Proper Pencil Grip For Toddlers

Why is correct pencil grip important? The simple answer is because incorrect grip can negatively affect joint health and hinder the legibility and speed of one’s writing. It is imperative to ensure that your child has the proper pencil grip as they develop throughout their younger years. Infinite Therapy Solutions goes in-depth on the correct stages of development and what to watch for!

The proper way to hold a pencil is developed over time. When a child first begins to grasp objects, you will see a fisted grab. Young children first develop gross motor skills, using the larger muscles of the hand to grab a pencil in their fist. The drawing action comes all the way from the shoulder, and the control your child has over what is produced on paper is limited.

Pencil Grip Development Over Time

Proper pencil grip development then moves on to a palmar grasp. Many toddlers use this position to hold a pencil, engaging both the shoulder and arm muscles to write on paper. The pencil goes across the palm, and the entire hand is closed around the pencil. In the beginning, this can be the correct pencil grip for preschoolers and is often seen in children 2-3 years old.

As children develop better control over their hand muscles, the correct handwriting hand position begins to emerge. Children who are around four years old (kindergarten age) use a five finger pencil grip when trying to color or write. While this pencil grip would look odd with an adult, this is the correct pencil grip for toddlers as they are developing better control of fine motor skills and learning how to hold a pencil correctly.

In the beginning of the use of this type of grip, a child will hold onto the writing utensil tightly and might not pick the wrist off the table while writing. All five fingers are engaged in holding the pencil with the five finger pencil grip. As the pencil grip development progresses, the child will begin writing with finger movements and less movement from the shoulder, arm and wrist.

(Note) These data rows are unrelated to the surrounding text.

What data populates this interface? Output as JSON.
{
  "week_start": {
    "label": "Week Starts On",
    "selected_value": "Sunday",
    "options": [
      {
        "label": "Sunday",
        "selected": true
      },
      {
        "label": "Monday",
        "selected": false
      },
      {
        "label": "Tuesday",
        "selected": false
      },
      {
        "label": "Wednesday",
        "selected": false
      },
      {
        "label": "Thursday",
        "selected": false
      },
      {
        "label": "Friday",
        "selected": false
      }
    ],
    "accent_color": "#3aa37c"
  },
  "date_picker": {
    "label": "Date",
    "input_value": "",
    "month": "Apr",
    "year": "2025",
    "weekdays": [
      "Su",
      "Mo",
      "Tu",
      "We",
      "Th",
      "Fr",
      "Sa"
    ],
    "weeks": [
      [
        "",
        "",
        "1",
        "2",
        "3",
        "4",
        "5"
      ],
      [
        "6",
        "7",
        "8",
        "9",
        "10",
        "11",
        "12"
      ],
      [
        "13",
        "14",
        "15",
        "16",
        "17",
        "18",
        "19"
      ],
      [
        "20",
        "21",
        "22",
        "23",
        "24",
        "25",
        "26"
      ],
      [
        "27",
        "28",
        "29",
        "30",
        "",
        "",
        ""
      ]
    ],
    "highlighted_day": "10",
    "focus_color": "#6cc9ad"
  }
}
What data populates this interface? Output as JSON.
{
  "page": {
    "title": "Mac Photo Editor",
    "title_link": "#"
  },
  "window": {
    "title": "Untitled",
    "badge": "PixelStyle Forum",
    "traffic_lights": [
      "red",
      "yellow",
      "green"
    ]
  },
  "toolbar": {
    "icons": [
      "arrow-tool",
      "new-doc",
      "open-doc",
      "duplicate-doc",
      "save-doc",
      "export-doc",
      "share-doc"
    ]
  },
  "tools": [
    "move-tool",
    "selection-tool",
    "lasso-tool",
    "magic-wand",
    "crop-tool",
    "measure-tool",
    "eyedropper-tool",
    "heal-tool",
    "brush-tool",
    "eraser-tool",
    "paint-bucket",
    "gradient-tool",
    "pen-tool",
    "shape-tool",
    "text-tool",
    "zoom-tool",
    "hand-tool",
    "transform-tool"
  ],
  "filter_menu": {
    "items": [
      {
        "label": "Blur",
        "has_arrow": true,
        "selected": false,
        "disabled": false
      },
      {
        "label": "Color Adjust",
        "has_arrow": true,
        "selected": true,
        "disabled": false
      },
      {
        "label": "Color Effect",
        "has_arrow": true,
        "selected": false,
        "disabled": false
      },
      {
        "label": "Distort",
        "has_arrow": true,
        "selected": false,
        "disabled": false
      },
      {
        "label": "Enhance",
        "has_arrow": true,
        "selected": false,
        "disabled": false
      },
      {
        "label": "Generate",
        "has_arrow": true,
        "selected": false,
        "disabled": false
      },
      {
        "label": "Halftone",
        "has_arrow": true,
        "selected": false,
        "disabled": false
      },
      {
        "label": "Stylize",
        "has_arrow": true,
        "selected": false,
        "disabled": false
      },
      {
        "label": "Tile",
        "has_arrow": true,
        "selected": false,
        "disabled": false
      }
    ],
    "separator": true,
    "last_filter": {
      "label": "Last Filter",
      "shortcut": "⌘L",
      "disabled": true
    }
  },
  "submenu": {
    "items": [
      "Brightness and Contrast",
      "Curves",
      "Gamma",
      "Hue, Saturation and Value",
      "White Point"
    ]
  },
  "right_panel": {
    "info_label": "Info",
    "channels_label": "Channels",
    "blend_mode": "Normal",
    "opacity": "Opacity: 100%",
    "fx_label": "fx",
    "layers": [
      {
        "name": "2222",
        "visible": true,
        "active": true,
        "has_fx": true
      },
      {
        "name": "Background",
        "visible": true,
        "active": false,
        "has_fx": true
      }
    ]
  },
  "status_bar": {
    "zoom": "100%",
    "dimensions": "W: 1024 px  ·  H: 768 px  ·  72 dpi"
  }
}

The Tripod Pencil Grip

Proper Pencil Grip For Toddlers

One proper way to hold a pencil is with the tripod pencil grip. This is the most common pencil grip, as it allows for more movement of the fingers and better control overall. When considering pencil grip development, functional pencil grips are more important than following one specific grip form. A functional pencil grip needs to include:

  • Good movement of the fingers without having to use arm, wrist or entire hand to move the pencil. Finger movement control allows for more efficient writing and drawing.
  • The ability to write without getting tired or sore.
  • The ability to produce neat work while using the functional pencil grip.

The tripod pencil grip is common, but this does not mean it is the only acceptable pencil grip that can be used. There are a number of factors that can cause your child to have poor pencil grip development, and it’s important to consider any hurdles they may have. Children who are left handed may struggle with writing or pencil grip because they have been encouraged to use their right hand instead. Painful joints or poor muscle tone in the hands can make writing difficult, and your child may be using coping strategies in order to write correctly.

Proper Pencil Grip For Toddlers

Signs that it is time for you to see if your child needs pencil grip occupational therapy:

  • Your child continues to grasp the pencil tightly with a fist and has poor muscle control.
  • Your child refuses to color, draw or write because they say it is too hard.
  • Your child continually changes hands while writing and is not learning the proper way to hold a pencil.

Having your child assessed by an occupational therapist from Infinite Therapy Solutions can make all the difference in your child’s success. Call us today at 201-455-3144 to learn more about our services and what you can expect as we help your child succeed with their development through proven and reliable pencil grip activities.